■ Exercise brief
What lines below contain the word "different"? Please pull each one out.

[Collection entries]

========

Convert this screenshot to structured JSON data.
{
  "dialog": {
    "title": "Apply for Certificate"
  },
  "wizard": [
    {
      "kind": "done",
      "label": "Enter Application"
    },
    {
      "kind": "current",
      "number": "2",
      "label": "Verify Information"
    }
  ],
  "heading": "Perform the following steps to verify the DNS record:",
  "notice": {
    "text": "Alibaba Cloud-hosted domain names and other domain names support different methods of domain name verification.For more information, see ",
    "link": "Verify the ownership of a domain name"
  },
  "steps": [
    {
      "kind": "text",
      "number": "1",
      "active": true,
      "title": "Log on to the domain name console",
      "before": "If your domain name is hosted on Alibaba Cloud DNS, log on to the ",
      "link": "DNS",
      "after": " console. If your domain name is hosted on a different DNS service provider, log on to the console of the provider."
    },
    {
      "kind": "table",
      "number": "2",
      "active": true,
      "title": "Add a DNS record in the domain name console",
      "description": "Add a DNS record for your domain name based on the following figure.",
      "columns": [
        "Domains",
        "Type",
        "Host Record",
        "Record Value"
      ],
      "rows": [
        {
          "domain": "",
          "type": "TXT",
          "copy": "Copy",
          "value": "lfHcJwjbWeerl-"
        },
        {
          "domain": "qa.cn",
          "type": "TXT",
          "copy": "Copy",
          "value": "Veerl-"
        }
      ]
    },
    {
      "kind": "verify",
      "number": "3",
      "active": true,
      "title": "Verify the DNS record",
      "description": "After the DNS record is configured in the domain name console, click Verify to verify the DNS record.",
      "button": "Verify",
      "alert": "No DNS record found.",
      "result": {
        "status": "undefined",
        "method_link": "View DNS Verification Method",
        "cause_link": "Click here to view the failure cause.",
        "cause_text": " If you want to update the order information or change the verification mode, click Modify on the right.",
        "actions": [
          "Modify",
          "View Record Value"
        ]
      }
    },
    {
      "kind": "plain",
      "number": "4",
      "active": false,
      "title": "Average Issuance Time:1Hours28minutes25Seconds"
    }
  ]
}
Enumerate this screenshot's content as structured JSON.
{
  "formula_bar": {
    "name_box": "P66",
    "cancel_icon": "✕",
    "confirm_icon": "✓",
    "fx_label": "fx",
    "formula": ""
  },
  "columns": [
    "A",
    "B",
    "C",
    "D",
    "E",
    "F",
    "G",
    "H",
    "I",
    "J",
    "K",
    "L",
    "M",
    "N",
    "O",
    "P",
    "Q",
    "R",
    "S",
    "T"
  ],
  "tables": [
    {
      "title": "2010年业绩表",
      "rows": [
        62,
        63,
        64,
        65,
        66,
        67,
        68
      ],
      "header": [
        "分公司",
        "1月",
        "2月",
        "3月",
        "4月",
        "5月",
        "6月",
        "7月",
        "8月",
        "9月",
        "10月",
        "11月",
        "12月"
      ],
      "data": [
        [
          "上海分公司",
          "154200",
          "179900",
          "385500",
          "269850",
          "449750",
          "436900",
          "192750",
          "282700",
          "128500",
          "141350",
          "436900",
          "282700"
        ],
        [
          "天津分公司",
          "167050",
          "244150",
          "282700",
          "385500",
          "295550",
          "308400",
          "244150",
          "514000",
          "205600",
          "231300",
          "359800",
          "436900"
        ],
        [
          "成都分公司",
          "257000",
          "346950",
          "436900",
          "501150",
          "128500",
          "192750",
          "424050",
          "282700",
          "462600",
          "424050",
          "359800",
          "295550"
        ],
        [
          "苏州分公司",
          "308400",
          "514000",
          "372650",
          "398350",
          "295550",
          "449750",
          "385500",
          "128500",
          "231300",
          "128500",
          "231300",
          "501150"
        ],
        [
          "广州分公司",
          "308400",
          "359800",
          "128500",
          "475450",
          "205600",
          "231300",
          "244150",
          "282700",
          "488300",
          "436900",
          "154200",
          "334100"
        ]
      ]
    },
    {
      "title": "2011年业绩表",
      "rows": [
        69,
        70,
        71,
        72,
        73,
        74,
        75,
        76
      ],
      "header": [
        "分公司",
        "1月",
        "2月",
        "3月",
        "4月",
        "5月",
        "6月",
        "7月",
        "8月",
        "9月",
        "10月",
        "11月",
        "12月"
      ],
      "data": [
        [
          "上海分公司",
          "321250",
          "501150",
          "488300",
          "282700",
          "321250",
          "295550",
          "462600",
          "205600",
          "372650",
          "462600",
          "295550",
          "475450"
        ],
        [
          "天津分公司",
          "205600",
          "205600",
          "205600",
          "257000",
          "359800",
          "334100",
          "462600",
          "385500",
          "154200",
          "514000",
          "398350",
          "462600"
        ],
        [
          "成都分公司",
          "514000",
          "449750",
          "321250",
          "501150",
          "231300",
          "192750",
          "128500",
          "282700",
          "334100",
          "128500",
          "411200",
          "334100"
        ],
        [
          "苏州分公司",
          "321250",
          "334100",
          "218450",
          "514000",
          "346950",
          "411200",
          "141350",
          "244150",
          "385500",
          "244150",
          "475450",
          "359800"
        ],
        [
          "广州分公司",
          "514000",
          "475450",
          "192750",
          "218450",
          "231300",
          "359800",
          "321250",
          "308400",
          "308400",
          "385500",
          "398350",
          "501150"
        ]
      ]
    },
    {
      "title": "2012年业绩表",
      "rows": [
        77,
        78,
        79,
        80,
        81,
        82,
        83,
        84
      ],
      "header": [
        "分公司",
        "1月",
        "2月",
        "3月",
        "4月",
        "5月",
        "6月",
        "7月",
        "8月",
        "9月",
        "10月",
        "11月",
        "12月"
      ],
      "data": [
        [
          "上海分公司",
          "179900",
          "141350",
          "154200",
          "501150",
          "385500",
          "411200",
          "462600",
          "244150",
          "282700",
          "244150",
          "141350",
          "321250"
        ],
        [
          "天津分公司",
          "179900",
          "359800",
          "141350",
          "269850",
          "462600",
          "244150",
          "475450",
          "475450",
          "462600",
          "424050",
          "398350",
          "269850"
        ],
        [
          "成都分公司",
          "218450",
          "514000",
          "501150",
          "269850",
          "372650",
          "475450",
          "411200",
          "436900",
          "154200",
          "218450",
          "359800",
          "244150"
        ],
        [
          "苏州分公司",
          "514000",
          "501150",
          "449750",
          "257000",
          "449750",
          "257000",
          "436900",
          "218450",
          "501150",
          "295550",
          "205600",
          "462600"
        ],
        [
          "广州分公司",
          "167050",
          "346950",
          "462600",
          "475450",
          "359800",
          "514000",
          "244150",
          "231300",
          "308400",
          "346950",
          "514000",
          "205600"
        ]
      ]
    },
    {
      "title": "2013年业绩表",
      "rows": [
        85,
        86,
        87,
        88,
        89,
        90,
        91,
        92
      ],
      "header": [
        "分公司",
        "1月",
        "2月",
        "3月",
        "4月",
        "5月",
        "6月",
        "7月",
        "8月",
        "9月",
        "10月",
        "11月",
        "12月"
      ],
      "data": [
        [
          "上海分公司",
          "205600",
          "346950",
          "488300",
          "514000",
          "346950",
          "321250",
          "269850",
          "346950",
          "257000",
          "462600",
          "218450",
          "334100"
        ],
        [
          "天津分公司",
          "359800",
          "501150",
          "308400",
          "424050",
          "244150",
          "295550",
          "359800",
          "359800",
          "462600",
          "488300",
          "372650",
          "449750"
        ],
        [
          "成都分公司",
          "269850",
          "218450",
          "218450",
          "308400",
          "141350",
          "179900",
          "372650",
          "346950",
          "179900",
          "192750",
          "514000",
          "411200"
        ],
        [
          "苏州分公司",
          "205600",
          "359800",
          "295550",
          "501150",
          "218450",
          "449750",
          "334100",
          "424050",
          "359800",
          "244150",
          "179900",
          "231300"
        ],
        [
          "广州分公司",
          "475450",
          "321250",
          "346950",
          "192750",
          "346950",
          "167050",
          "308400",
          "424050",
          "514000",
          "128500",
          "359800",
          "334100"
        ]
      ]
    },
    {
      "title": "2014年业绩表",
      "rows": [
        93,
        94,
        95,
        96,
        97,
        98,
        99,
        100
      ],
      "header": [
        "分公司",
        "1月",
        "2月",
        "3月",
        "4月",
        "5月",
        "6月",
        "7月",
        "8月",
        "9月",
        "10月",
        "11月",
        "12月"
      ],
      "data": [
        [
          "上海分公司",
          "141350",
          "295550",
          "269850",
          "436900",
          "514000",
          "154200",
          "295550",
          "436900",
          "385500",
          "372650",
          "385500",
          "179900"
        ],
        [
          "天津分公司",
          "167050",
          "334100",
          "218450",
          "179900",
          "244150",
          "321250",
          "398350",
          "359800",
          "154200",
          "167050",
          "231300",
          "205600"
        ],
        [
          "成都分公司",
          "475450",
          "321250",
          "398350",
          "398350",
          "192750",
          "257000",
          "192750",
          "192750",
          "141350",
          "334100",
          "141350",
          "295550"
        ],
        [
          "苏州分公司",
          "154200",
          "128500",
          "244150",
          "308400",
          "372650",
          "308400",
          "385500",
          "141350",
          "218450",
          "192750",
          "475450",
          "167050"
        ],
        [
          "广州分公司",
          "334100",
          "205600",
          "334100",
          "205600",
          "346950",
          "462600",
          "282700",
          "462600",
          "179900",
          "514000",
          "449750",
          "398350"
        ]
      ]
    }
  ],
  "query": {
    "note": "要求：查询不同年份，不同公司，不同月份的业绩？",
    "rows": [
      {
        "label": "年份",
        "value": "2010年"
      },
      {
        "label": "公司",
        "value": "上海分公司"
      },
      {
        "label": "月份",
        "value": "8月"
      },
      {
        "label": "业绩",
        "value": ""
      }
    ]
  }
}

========

■ Response box
    "text": "Alibaba Cloud-hosted domain names and other domain names support different methods of domain name verification.For more information, see ",
      "after": " console. If your domain name is hosted on a different DNS service provider, log on to the console of the provider."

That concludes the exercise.